The ruble fell last week as the central bank cut its benchmark interest rate. On May 26, the central bank of Russia cut interest rates for the second time in two months, from 20% in February to 14% and 11% respectively. This resulted in the ruble depreciating against USD.
At 11:20 GMT on May 30, the ruble rose about 7% to 61.92 rubles to 1 USD. On May 25, the ruble touched its strongest level since February 2018 at 55.80 rubles to 1 USD, before falling to 66.70 rubles / USD at the end of the week.
Against the euro, the ruble gained nearly 9%, at 63.46 rubles to 1 euro, after hitting a seven-year high on May 25 of 57.10 rubles to 1 euro. This is the peak period of month-end tax payments, when exporting companies convert foreign currencies to fulfill their tax obligations.
“The overall fundamental picture for the ruble has not changed much… We do not rule out a return,” said Dmitry Polevoy, head of investment at LockoInvest. exchange rate rubles/USD is 60-63 rubles/USD.
Despite unprecedented sanctions on Russia, increased exports and strict capital controls have reduced demand for foreign currency and sent the ruble soaring to its strongest level in years. According to Bloomberg, the ruble has been the world’s best performing currency so far this year, before slipping last week.
The main reason for the ruble’s recovery was the soaring fuel prices. After Russia launched a military campaign in Ukraine On February 24, the already high oil and gas prices continued to rise. Russia is earning nearly $20 billion a month from energy exports.
Since the end of March, many foreign buyers have complied with the requirement to pay for energy in rubles, pushing up the value of the currency. At the same time, Western sanctions and a wave of businesses leaving Russia have reduced imports. In April, Russia’s account surplus – the difference between exports and imports – rose to a record $37 billion.
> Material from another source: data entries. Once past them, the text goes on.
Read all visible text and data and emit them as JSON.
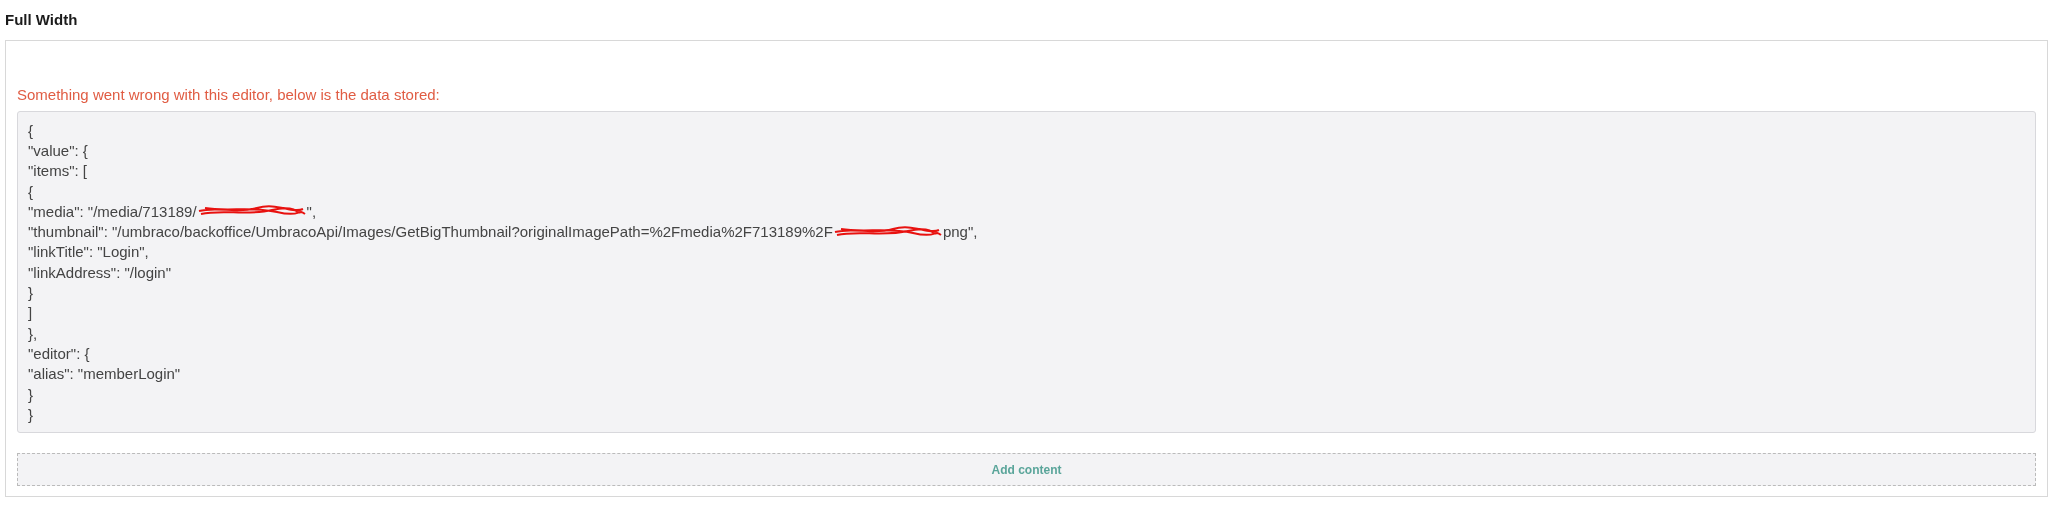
{
  "heading": "Full Width",
  "error_message": "Something went wrong with this editor, below is the data stored:",
  "stored_data_lines": [
    {
      "text": "{",
      "redacted": false
    },
    {
      "text": "\"value\": {",
      "redacted": false
    },
    {
      "text": "\"items\": [",
      "redacted": false
    },
    {
      "text": "{",
      "redacted": false
    },
    {
      "text": "\"media\": \"/media/713189/",
      "redacted": true,
      "after": "\","
    },
    {
      "text": "\"thumbnail\": \"/umbraco/backoffice/UmbracoApi/Images/GetBigThumbnail?originalImagePath=%2Fmedia%2F713189%2F",
      "redacted": true,
      "after": "png\","
    },
    {
      "text": "\"linkTitle\": \"Login\",",
      "redacted": false
    },
    {
      "text": "\"linkAddress\": \"/login\"",
      "redacted": false
    },
    {
      "text": "}",
      "redacted": false
    },
    {
      "text": "]",
      "redacted": false
    },
    {
      "text": "},",
      "redacted": false
    },
    {
      "text": "\"editor\": {",
      "redacted": false
    },
    {
      "text": "\"alias\": \"memberLogin\"",
      "redacted": false
    },
    {
      "text": "}",
      "redacted": false
    },
    {
      "text": "}",
      "redacted": false
    }
  ],
  "add_button": "Add content"
}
However, the rapidly rising ruble is a problem for both exporters and government budgets. To stem the ruble’s rally, Russia’s central bank on May 26 cut its key interest rate by 3 percentage points to 11%, signaling more rate cuts as inflation risks subside.
In the bond market, yields on 10-year OFZ government Treasuries, which fluctuate inversely with their prices, briefly fell to 9.23%, their lowest since Jan. before rising to 9.48%, as the market reacted to the central bank’s rate cuts and expectations of more monetary easing.
Markets are focused on Russia’s ability to repay foreign debt after the US pushed the country to the brink of historic default by not renewing its license to pay bondholders in foreign currencies.
Russian Finance Minister Anton Siluanov explained to Russia’s Vedomosti business daily that a scheme similar to the mechanism Russia uses to receive gas payments in rubles would be used to pay have sovereignty. Bondholders will need to open two accounts at a designated Russian bank to receive those funds.